They know there will always be a steady supply of clueless tourists and that’s why they think they can get away with this behaviour. I’m seeing this attitude more and more in Thailand.I would love to see these photos go around facebook so they can be avoided.
I agree with KristoferA: some details must be missing (i.e. what was actually said to elicit that reaction from the Thais). Bangkok is all about money – kind heartedness has become a rarity. Better to just walk away from them and forget it. They know another customer will come along soon. Meanwhile they go back to playing Facebook. Mai pen rai.
What about the similar “tourist information” sign outside the train station, on the left, as you walk in from the metro station? I was there last night and I think it was a similar font and colour, but not 100% sure.
I guess by now I have a fierce enough look so touts don’t approach me, if they do, I have sufficient Thai to give them a verbal finger…
think I will organise my trip here before i get there…
I bought tickets in that place a few times – combined Train + Bus tickets from Bangkok to Laos for example. Don’t remember the prices unfortunately co can not say If they were ok. But I’m sure that I was pointed to this place by a tout operating on the ground floor of the station.
I wish I still lived in Bangkok. I’d print this article out and bring it to them just for fun of seeing the look on their faces.
I’ve written a blog about scams at this station before. As you arrive someone comes up to tell you that there are no tickets left for the train that you want. They then direct you to a travel agency outside that they say is run by the government. You are then sold overpriced bus tickets or tours you didn’t really want.
There are direct bus services from Thailand to Laos these days so I don’t understand why anyone would buy a combined bus/train ticket when they can travel direct. Chiang Mai-Luang Prabang services and Bangkok-Vientiane and Bangkok-Pakse services are amongst the latest services in addition to the numerous Isarn-Laos services. Just book these tickets directly with the operator (i.e. the Transport company at the main bus terminals) rather than go through a travel agency. You’ll save money and a lot of headaches.

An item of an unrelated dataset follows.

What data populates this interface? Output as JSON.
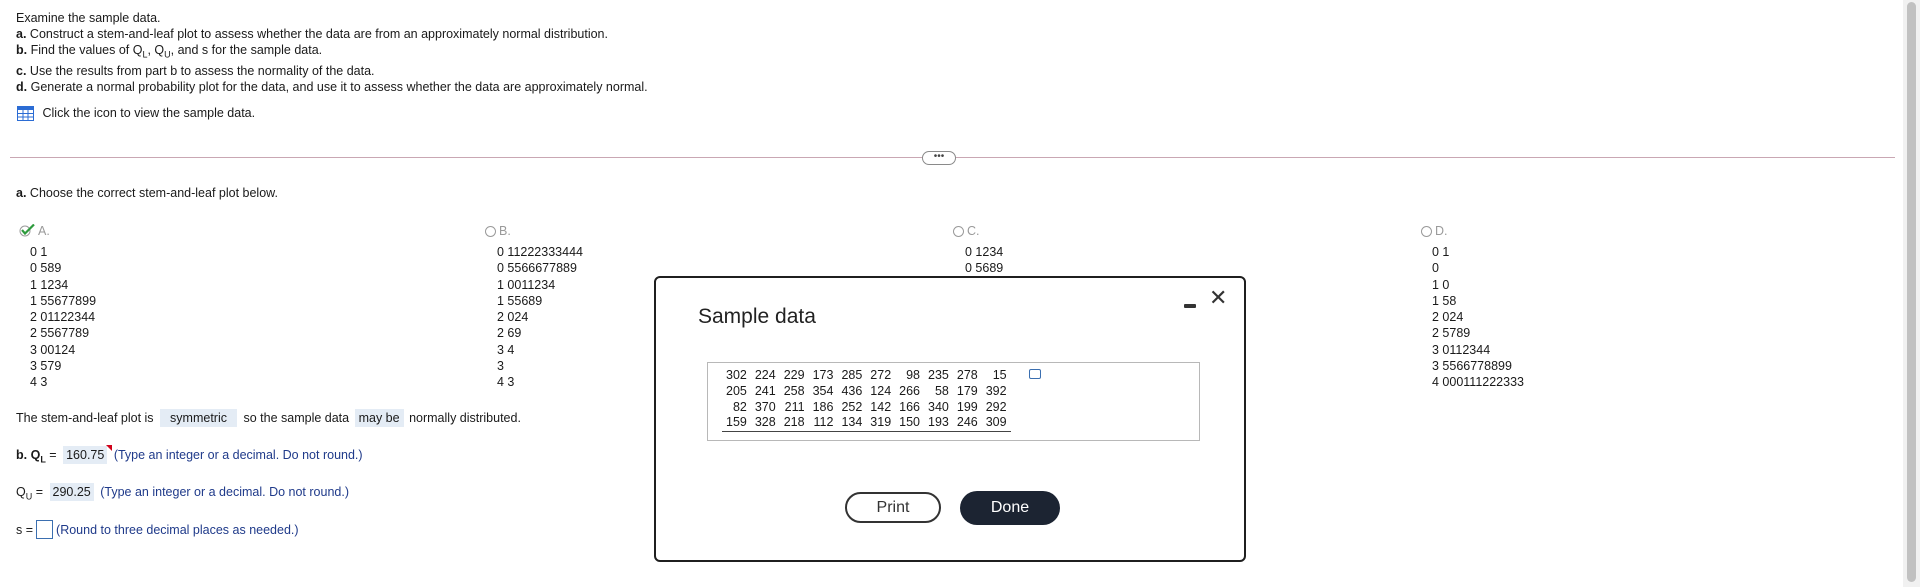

I think the guy speaks good enough Thai (considering that he has posted in Thai on his FB page) to know where to pick up a MRT map. Again, I suspect we don’t have the full story here…
The Thai was written by someone else. But I agree, there is always more to stories like this.
The Thai text on the “tourist information” sign says “Chiang Mai S.K. Tour and Travel Co.,Ltd.”.
That is a Chiang Mai based travel agency, and they are registered with TAT as a travel agency.
The “tourist information” signs are misleading, but so is a lot of things.
I think we don’t have the full story on this one, but it doesn’t look like a friendly operation…
Yes, there isn’t anything illegal here. Nothing that can be done to shut them down. But obviously, if they don’t want any more irate customers they need to take down the big “Tourism information” sign.
A tip for other people looking for maps of the skytrain and metro, just go to the station as they have free maps. There is a Metro down below Hua Lamphong train station. They could have told him that.
There doesn’t _need_ to be anything illegal for the Thai officials to fix it.
I’m sure the travel agency would not hesitate to change the misleading sign if an appropriate mid-ranking official from the Thai Police or TAT has a friendly chat with them. This may well happen (quietly) if the incident gains too much publicity.
Right on, somboombap!